Why this story matters:
A year ago a proposal circulated to reduce the maximum blood alcohol limit in Malta, which is the most generous in the EU. However, the project was widely deemed too 'radical'.
Additionally, the Times of Malta reported that a 2010 Eurobarometer study found 99% of Maltese drivers had no idea what the limit was, and 17% of local motorists drank every day.
“There is no conviction in Malta that drinking and driving do not go together. This is not because education or social campaigning is lacking. It is purely a question of police enforcement. The laws are there, but no one cares!”

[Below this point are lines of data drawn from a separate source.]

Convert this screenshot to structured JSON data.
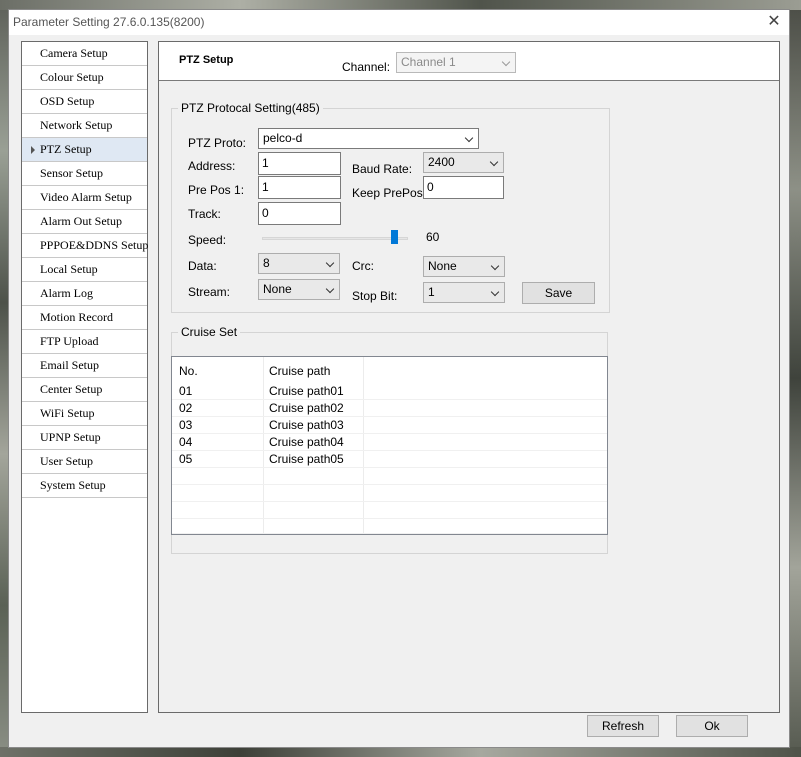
{
  "window": {
    "title": "Parameter Setting 27.6.0.135(8200)"
  },
  "nav": {
    "items": [
      {
        "label": "Camera Setup"
      },
      {
        "label": "Colour Setup"
      },
      {
        "label": "OSD Setup"
      },
      {
        "label": "Network Setup"
      },
      {
        "label": "PTZ Setup",
        "selected": true
      },
      {
        "label": "Sensor Setup"
      },
      {
        "label": "Video Alarm Setup"
      },
      {
        "label": "Alarm Out Setup"
      },
      {
        "label": "PPPOE&DDNS Setup"
      },
      {
        "label": "Local Setup"
      },
      {
        "label": "Alarm Log"
      },
      {
        "label": "Motion Record"
      },
      {
        "label": "FTP Upload"
      },
      {
        "label": "Email Setup"
      },
      {
        "label": "Center Setup"
      },
      {
        "label": "WiFi Setup"
      },
      {
        "label": "UPNP Setup"
      },
      {
        "label": "User Setup"
      },
      {
        "label": "System Setup"
      }
    ]
  },
  "header": {
    "title": "PTZ Setup",
    "channel_label": "Channel:",
    "channel_value": "Channel 1"
  },
  "ptz": {
    "group_title": "PTZ Protocal Setting(485)",
    "proto_label": "PTZ Proto:",
    "proto_value": "pelco-d",
    "address_label": "Address:",
    "address_value": "1",
    "baud_label": "Baud Rate:",
    "baud_value": "2400",
    "prepos_label": "Pre Pos 1:",
    "prepos_value": "1",
    "keep_prepos_label": "Keep PrePos",
    "keep_prepos_value": "0",
    "track_label": "Track:",
    "track_value": "0",
    "speed_label": "Speed:",
    "speed_value": "60",
    "speed_fraction": 0.93,
    "data_label": "Data:",
    "data_value": "8",
    "crc_label": "Crc:",
    "crc_value": "None",
    "stream_label": "Stream:",
    "stream_value": "None",
    "stopbit_label": "Stop Bit:",
    "stopbit_value": "1",
    "save_label": "Save"
  },
  "cruise": {
    "group_title": "Cruise Set",
    "columns": [
      "No.",
      "Cruise path"
    ],
    "rows": [
      {
        "no": "01",
        "path": "Cruise path01"
      },
      {
        "no": "02",
        "path": "Cruise path02"
      },
      {
        "no": "03",
        "path": "Cruise path03"
      },
      {
        "no": "04",
        "path": "Cruise path04"
      },
      {
        "no": "05",
        "path": "Cruise path05"
      }
    ]
  },
  "footer": {
    "refresh_label": "Refresh",
    "ok_label": "Ok"
  }
}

said Francis J. Vassallo in The Times of Malta.
Two years ago, Vassalo, a survivor of a minor crash caused by a drunk driver, called on the authorities to take a stricter approach towards driving under the influence, suggesting road blocks during festive occasions.
In December 2017, a driving penalty point system was extended to all drivers. Two were caught drink-driving on Christmas Eve. However, despite over 1,800 checks, no one was caught on New Year's Eve. The police did not say how many drivers were breathalyzed. Police from the traffic section and from the Administrative Law Enforcement and dogs section carried out inspections on various roads in Malta.

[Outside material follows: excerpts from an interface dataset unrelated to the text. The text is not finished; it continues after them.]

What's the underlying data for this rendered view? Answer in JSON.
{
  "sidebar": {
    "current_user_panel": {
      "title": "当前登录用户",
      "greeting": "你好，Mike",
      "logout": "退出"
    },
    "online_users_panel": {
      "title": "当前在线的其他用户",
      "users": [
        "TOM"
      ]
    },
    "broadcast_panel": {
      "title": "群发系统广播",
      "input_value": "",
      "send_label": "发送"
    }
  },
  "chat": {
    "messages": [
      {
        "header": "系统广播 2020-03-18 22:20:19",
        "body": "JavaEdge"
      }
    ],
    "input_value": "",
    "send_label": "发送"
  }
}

Is it a mere coincidence or have the Maltese finally learned a lesson?
Details from the story:
- Along with the UK, Malta has the most generous blood alcohol content limit in the EU at 0.8 g/l.

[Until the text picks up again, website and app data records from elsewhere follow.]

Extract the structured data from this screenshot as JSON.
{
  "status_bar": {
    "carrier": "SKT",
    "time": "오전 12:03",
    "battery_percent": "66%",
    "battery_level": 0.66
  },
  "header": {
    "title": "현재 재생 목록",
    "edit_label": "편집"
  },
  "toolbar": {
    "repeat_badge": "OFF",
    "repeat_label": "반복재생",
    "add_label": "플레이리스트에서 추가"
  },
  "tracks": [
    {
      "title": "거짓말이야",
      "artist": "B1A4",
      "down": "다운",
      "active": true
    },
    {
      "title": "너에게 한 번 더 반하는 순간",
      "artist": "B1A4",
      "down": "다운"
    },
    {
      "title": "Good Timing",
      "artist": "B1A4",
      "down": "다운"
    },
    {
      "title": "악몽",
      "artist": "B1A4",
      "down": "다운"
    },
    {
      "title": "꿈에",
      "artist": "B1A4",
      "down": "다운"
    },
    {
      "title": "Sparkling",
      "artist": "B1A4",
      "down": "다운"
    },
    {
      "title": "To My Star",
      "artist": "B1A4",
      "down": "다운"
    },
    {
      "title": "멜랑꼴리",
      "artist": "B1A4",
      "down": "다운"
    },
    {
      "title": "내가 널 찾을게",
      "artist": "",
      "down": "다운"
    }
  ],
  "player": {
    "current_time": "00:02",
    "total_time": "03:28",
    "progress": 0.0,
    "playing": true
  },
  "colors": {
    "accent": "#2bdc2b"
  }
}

- A governmental policy proposal suggests lowering it to 0.5 g/l (the EU average) and establishing zero alcohol tolerance for bus and taxi drivers on duty. The proposal was deemed 'radical'.
- During the holiday season, 755 drivers were inspected on Christmas Eve and 1,832 on New Year's Eve.